Princeton University Library Catalog

Avian species comparisons and cell shape changes in the developing lung

Tzou, Daniel Wayru [Browse]
Senior thesis
Nelson, Celeste M. [Browse]
Princeton University. Department of Chemical and Biological Engineering [Browse]
Class year:
46 pages
Summary note:

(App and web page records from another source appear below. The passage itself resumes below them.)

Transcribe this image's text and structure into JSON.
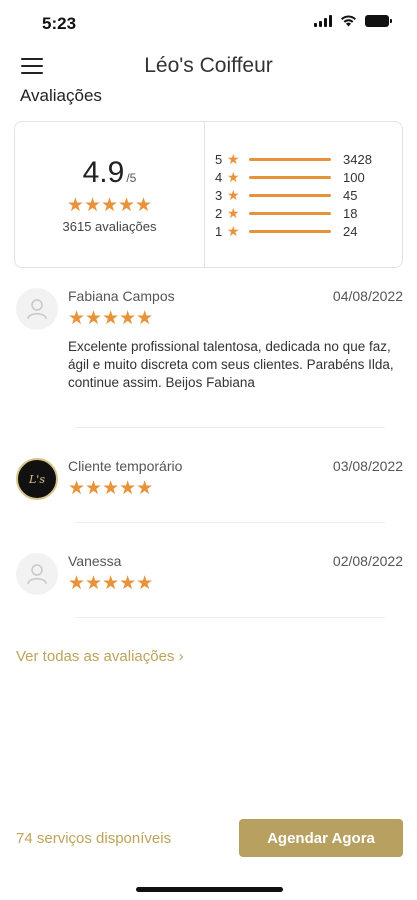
{
  "status_bar": {
    "time": "5:23"
  },
  "header": {
    "title": "Léo's Coiffeur",
    "menu_icon": "hamburger-menu-icon"
  },
  "section": {
    "title": "Avaliações"
  },
  "summary": {
    "score": "4.9",
    "score_max": "/5",
    "stars": "★★★★★",
    "total_label": "3615 avaliações",
    "breakdown": [
      {
        "stars": "5",
        "count": "3428"
      },
      {
        "stars": "4",
        "count": "100"
      },
      {
        "stars": "3",
        "count": "45"
      },
      {
        "stars": "2",
        "count": "18"
      },
      {
        "stars": "1",
        "count": "24"
      }
    ],
    "star_color": "#e8923a"
  },
  "reviews": [
    {
      "name": "Fabiana Campos",
      "date": "04/08/2022",
      "stars": "★★★★★",
      "text": "Excelente profissional talentosa, dedicada no que faz, ágil e muito discreta com seus clientes. Parabéns Ilda, continue assim. Beijos Fabiana",
      "avatar": "user-placeholder-icon"
    },
    {
      "name": "Cliente temporário",
      "date": "03/08/2022",
      "stars": "★★★★★",
      "text": "",
      "avatar": "salon-logo"
    },
    {
      "name": "Vanessa",
      "date": "02/08/2022",
      "stars": "★★★★★",
      "text": "",
      "avatar": "user-placeholder-icon"
    }
  ],
  "see_all": {
    "label": "Ver todas as avaliações",
    "icon": "chevron-right-icon"
  },
  "footer": {
    "services_label": "74 serviços disponíveis",
    "book_button": "Agendar Agora",
    "accent_color": "#b7a060"
  }
}
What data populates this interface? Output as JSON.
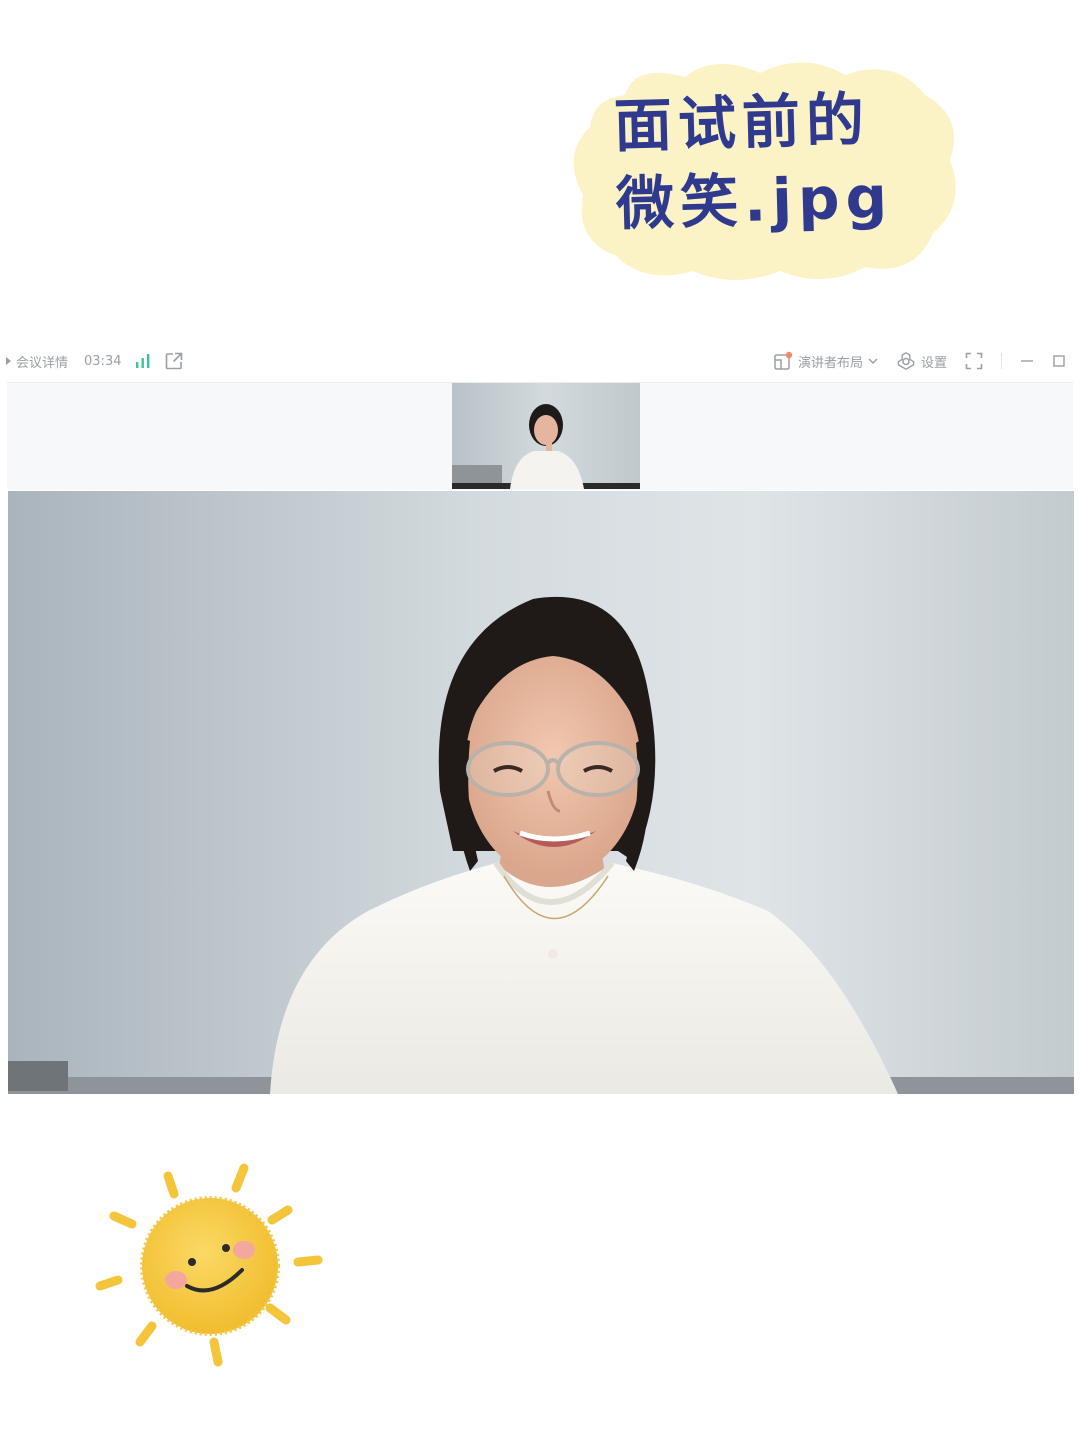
{
  "title": {
    "line1": "面试前的",
    "line2": "微笑.jpg"
  },
  "toolbar": {
    "meeting_details": "会议详情",
    "timer": "03:34",
    "layout_label": "演讲者布局",
    "settings_label": "设置"
  },
  "icons": {
    "expand": "triangle-right-icon",
    "signal": "signal-bars-icon",
    "share": "external-link-icon",
    "layout": "layout-icon",
    "dropdown": "chevron-down-icon",
    "settings": "gear-icon",
    "fullscreen": "fullscreen-icon",
    "minimize": "minimize-icon",
    "maximize": "maximize-icon",
    "sun": "smiling-sun-sticker"
  },
  "colors": {
    "title_text": "#2f3a8f",
    "cloud_fill": "#fbf3c6",
    "toolbar_text": "#9aa0a6",
    "signal": "#3cc39a",
    "notify_dot": "#f08a6c",
    "sun": "#f6c94a",
    "cheek": "#f4a79c"
  }
}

It has recently been shown that the secondary bronchi, or the new branches, of the domestic chicken lung form by apical constriction, as epithelial cells in the primary bronchus narrow on the inner side of epithelial wall, forming trapezoid-like prisms. These new branches form at nearly exact locations along the primary bronchus when comparing it to the length of the primary bronchus. In cultured lung explants, domestic chicken, Japanese quail, and pekin duck lungs also exhibit stereotyped bud location after 48 hours of culture. This thesis examines how the in vivo model of these three avian species relate in terms of formation and location of secondary bronchi. Through HH staging analysis, the three species exhibit different time scales of development. Data agree that the location of secondary bronchi is pre-determined, but all ratios decrease significantly as HH stage increases. Secondary bronchi form at nearly the same positions in domestic chicken and Japanese quail, which matches evolutionary relationships, whereas secondary bronchi form at different positions in the pekin duck. The length of the primary bronchus likewise increases with increasing HH stage, which helps uncover a potential model for how the lungs of these three avian species develop over the course of each HH stage. Fluorescence microscopy analysis of lung samples at early stages determine that each secondary bronchus forms via apical constriction of the dorsal epithelium of the primary bronchus. Research that seeks to further understand lung branching and lung development will contribute to novel treatments for developmental and severe lung diseases and open the door to techniques in regenerative medicine.